**WHAT THIS TASK INVOLVES:** The full set of records must be printed exactly as given.

**AVAILABLE DATA:**
-- Opening Marker --

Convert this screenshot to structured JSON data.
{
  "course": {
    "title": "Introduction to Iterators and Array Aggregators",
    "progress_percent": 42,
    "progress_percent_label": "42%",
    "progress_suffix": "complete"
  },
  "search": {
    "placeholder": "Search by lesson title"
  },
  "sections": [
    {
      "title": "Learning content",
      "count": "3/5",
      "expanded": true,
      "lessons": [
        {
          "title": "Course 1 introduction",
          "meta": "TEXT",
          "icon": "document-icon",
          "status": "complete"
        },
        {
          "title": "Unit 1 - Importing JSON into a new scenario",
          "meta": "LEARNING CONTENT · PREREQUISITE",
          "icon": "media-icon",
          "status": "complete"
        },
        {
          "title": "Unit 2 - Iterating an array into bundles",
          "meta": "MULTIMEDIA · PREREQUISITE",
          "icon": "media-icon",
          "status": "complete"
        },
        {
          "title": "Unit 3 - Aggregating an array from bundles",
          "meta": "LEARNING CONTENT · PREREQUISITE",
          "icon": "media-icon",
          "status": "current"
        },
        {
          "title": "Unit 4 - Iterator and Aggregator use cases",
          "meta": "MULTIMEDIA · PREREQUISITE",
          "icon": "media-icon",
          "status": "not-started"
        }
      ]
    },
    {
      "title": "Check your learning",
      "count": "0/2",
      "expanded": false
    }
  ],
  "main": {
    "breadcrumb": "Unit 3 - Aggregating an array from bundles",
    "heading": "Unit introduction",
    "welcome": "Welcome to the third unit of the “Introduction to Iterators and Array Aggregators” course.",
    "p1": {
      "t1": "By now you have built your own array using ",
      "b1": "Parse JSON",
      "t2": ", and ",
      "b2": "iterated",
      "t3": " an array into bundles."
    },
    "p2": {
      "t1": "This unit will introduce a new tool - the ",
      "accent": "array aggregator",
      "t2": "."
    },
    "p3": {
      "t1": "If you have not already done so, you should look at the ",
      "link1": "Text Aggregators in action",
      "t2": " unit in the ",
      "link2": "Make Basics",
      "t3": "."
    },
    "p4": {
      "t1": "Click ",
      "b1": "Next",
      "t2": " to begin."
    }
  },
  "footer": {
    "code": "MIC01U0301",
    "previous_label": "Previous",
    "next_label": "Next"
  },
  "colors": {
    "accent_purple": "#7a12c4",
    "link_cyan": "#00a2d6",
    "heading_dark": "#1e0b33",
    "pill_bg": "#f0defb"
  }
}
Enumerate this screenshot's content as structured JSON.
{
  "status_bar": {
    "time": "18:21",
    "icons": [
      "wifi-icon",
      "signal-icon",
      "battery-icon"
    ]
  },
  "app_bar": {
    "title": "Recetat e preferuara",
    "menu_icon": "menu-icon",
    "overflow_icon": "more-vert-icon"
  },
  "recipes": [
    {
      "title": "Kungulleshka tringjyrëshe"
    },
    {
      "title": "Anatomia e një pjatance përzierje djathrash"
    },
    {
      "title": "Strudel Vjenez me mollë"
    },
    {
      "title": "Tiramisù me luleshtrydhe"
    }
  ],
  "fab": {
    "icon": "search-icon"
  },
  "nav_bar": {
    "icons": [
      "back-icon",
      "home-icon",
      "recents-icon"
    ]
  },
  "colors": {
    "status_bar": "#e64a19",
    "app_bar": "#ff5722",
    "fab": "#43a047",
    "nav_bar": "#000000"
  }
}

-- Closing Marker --

**ANSWER TO THE PROBLEM:**
Convert this screenshot to structured JSON data.
{
  "course": {
    "title": "Introduction to Iterators and Array Aggregators",
    "progress_percent": 42,
    "progress_percent_label": "42%",
    "progress_suffix": "complete"
  },
  "search": {
    "placeholder": "Search by lesson title"
  },
  "sections": [
    {
      "title": "Learning content",
      "count": "3/5",
      "expanded": true,
      "lessons": [
        {
          "title": "Course 1 introduction",
          "meta": "TEXT",
          "icon": "document-icon",
          "status": "complete"
        },
        {
          "title": "Unit 1 - Importing JSON into a new scenario",
          "meta": "LEARNING CONTENT · PREREQUISITE",
          "icon": "media-icon",
          "status": "complete"
        },
        {
          "title": "Unit 2 - Iterating an array into bundles",
          "meta": "MULTIMEDIA · PREREQUISITE",
          "icon": "media-icon",
          "status": "complete"
        },
        {
          "title": "Unit 3 - Aggregating an array from bundles",
          "meta": "LEARNING CONTENT · PREREQUISITE",
          "icon": "media-icon",
          "status": "current"
        },
        {
          "title": "Unit 4 - Iterator and Aggregator use cases",
          "meta": "MULTIMEDIA · PREREQUISITE",
          "icon": "media-icon",
          "status": "not-started"
        }
      ]
    },
    {
      "title": "Check your learning",
      "count": "0/2",
      "expanded": false
    }
  ],
  "main": {
    "breadcrumb": "Unit 3 - Aggregating an array from bundles",
    "heading": "Unit introduction",
    "welcome": "Welcome to the third unit of the “Introduction to Iterators and Array Aggregators” course.",
    "p1": {
      "t1": "By now you have built your own array using ",
      "b1": "Parse JSON",
      "t2": ", and ",
      "b2": "iterated",
      "t3": " an array into bundles."
    },
    "p2": {
      "t1": "This unit will introduce a new tool - the ",
      "accent": "array aggregator",
      "t2": "."
    },
    "p3": {
      "t1": "If you have not already done so, you should look at the ",
      "link1": "Text Aggregators in action",
      "t2": " unit in the ",
      "link2": "Make Basics",
      "t3": "."
    },
    "p4": {
      "t1": "Click ",
      "b1": "Next",
      "t2": " to begin."
    }
  },
  "footer": {
    "code": "MIC01U0301",
    "previous_label": "Previous",
    "next_label": "Next"
  },
  "colors": {
    "accent_purple": "#7a12c4",
    "link_cyan": "#00a2d6",
    "heading_dark": "#1e0b33",
    "pill_bg": "#f0defb"
  }
}
Enumerate this screenshot's content as structured JSON.
{
  "status_bar": {
    "time": "18:21",
    "icons": [
      "wifi-icon",
      "signal-icon",
      "battery-icon"
    ]
  },
  "app_bar": {
    "title": "Recetat e preferuara",
    "menu_icon": "menu-icon",
    "overflow_icon": "more-vert-icon"
  },
  "recipes": [
    {
      "title": "Kungulleshka tringjyrëshe"
    },
    {
      "title": "Anatomia e një pjatance përzierje djathrash"
    },
    {
      "title": "Strudel Vjenez me mollë"
    },
    {
      "title": "Tiramisù me luleshtrydhe"
    }
  ],
  "fab": {
    "icon": "search-icon"
  },
  "nav_bar": {
    "icons": [
      "back-icon",
      "home-icon",
      "recents-icon"
    ]
  },
  "colors": {
    "status_bar": "#e64a19",
    "app_bar": "#ff5722",
    "fab": "#43a047",
    "nav_bar": "#000000"
  }
}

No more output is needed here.